Abundance of grey seals in Icelandic waters, based on trends of pup-counts from aerial surveys
AbstractGrey seals (Halichoerus grypus Fabricius, 1791) are distributed all around the Icelandic coast. The majority of the population breeds on the west- and northwest shores, with a second high density in the breeding distribution on the southeast coast of Iceland. During the last 5 decades the Icelandic grey seals have dispersed from the west- to the northwest-, the north- and the northeast-coast. The breeding period occurs from the middle of September to early November, with a maximum in mid October. The time of peak pupping shows some variation, beginning earlier along the west coast and later in the north and southeast. Seven aerial surveys to estimate pup production in Iceland were flown during October to November during the period from 1980 to 2004. Pup counts of the Icelandic grey seal, at all breeding sites combined, have been decreasing annually by about 3% (±1% s.e.), during the period 1982-2002. During the period 1990-2002, this downward trend doubled to about 6% annually. The abundance of the grey seal around Iceland in the year 2002 was estimated to be 4,100 to 5,900 animals. This is higher than estimates of around 2,000 animals during the 1960s, but much less than the estimated population of 8,000 to 11,500 in 1982.
Authors who publish with this journal agree to the following terms:
- Authors retain copyright and grant the journal right of first publication with the work simultaneously licensed under a Creative Commons Attribution License that allows others to share the work with an acknowledgement of the work's authorship and initial publication in this journal.
- Authors are able to enter into separate, additional contractual arrangements for the non-exclusive distribution of the journal's published version of the work (e.g., post it to an institutional repository or publish it in a book), with an acknowledgement of its initial publication in this journal.
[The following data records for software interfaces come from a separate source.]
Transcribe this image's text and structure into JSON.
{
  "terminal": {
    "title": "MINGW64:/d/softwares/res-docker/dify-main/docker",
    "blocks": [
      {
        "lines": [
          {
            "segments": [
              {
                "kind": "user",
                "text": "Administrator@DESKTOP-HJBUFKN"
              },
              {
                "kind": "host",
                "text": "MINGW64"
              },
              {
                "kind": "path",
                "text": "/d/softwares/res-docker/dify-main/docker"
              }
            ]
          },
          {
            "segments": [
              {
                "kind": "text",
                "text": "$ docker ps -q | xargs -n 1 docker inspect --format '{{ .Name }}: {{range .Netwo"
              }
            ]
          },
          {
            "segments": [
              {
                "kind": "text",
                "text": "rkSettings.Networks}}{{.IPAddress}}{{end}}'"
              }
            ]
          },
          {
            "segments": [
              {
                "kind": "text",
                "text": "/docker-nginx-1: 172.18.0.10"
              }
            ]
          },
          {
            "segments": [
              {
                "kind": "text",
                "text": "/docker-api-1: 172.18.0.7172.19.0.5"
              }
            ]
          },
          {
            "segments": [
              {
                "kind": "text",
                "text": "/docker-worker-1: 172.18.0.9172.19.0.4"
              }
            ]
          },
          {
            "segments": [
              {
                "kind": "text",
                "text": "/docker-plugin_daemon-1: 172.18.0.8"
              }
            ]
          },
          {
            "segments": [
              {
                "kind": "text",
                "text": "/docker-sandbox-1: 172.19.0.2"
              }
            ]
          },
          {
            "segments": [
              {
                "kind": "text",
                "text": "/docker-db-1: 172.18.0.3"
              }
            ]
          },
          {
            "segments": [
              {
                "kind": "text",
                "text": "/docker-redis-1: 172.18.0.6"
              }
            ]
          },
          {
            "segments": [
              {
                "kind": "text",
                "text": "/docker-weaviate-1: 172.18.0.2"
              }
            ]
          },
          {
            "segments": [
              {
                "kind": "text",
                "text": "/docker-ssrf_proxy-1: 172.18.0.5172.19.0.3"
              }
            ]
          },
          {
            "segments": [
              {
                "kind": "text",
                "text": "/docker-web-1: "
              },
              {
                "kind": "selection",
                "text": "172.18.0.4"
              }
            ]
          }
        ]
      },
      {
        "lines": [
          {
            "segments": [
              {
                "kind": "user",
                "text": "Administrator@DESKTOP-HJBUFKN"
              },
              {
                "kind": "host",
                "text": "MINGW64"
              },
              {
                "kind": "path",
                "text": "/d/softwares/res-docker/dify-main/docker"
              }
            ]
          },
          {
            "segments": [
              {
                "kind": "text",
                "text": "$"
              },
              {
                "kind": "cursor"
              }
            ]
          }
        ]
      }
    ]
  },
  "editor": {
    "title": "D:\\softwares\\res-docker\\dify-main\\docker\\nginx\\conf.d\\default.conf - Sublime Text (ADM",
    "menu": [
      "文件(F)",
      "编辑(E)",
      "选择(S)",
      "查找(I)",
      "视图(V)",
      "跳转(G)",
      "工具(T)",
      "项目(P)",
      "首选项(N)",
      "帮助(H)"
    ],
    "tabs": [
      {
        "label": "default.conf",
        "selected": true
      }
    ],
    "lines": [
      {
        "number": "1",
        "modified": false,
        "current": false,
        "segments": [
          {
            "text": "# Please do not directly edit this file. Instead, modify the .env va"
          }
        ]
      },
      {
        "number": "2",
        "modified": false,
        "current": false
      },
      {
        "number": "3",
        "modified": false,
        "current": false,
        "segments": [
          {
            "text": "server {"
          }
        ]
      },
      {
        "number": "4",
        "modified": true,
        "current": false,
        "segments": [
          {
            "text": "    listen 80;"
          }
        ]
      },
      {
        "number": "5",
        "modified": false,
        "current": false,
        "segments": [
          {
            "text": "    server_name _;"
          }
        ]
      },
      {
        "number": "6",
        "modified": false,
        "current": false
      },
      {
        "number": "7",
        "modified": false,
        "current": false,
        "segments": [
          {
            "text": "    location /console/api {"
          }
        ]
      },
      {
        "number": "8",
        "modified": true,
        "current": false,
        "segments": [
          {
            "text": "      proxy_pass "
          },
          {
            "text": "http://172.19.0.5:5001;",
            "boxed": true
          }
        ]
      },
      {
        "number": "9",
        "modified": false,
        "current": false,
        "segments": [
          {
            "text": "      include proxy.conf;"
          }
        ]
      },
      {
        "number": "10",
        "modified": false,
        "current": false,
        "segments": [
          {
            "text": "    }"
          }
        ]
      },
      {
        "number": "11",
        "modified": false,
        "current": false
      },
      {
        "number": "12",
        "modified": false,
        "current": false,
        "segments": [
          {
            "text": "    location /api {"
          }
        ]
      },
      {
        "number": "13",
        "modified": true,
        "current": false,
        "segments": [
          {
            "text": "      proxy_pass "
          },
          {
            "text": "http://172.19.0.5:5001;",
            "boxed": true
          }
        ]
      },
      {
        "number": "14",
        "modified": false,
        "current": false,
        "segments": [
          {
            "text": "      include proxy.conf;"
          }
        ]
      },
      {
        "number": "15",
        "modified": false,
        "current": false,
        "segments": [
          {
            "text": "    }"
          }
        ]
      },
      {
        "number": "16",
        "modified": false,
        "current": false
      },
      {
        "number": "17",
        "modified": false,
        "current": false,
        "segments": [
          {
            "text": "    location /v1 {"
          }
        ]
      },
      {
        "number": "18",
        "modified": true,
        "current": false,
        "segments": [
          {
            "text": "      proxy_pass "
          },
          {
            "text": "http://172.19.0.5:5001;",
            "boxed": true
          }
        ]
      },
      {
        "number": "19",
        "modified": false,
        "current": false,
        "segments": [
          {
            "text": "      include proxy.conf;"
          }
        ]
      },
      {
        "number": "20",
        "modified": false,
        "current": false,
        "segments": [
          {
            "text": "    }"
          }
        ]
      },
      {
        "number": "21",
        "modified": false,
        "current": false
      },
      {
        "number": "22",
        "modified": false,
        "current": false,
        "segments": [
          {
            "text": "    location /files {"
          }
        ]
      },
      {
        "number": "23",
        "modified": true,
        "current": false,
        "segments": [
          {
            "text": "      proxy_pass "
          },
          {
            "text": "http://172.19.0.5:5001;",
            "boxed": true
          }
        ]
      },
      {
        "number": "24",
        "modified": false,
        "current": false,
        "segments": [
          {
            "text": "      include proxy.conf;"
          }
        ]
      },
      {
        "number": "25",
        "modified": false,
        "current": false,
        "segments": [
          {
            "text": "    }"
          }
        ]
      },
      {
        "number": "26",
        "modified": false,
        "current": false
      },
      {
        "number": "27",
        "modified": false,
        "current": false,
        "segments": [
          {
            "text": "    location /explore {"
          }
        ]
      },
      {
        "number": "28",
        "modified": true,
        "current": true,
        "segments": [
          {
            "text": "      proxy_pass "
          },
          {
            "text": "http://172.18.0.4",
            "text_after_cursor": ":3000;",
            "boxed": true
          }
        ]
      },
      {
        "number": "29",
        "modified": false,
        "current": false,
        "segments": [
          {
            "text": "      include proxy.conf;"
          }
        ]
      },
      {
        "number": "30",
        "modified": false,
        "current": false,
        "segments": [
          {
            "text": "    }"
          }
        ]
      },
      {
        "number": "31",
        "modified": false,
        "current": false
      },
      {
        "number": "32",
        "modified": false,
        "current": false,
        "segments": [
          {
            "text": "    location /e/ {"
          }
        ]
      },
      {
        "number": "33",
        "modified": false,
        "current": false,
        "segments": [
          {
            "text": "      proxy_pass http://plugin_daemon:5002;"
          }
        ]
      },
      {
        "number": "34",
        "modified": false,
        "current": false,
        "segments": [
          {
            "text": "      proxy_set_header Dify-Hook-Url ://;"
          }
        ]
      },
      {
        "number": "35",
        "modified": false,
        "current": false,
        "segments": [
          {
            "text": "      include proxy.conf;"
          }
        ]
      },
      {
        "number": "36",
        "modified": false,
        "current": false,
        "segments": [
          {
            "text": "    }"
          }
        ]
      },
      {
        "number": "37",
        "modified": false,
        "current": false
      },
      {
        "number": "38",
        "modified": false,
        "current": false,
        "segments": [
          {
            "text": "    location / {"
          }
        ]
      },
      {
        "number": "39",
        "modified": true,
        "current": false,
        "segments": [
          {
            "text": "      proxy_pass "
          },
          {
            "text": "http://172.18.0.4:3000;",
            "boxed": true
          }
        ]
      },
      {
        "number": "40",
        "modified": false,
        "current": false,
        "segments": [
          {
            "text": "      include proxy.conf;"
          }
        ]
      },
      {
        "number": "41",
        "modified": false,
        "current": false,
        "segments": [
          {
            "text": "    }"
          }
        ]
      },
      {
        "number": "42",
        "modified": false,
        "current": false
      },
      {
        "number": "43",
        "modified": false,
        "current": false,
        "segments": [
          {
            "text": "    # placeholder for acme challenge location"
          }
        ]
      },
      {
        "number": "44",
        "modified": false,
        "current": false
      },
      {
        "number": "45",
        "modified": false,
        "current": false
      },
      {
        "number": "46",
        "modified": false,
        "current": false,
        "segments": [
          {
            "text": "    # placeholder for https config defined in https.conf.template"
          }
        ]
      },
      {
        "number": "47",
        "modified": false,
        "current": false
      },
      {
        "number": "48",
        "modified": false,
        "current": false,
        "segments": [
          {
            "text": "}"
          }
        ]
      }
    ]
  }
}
- Authors are permitted and encouraged to post their work online (e.g., in institutional repositories or on their website) prior to and during the submission process, as it can lead to productive exchanges, as well as earlier and greater citation of published work (See The Effect of Open Access).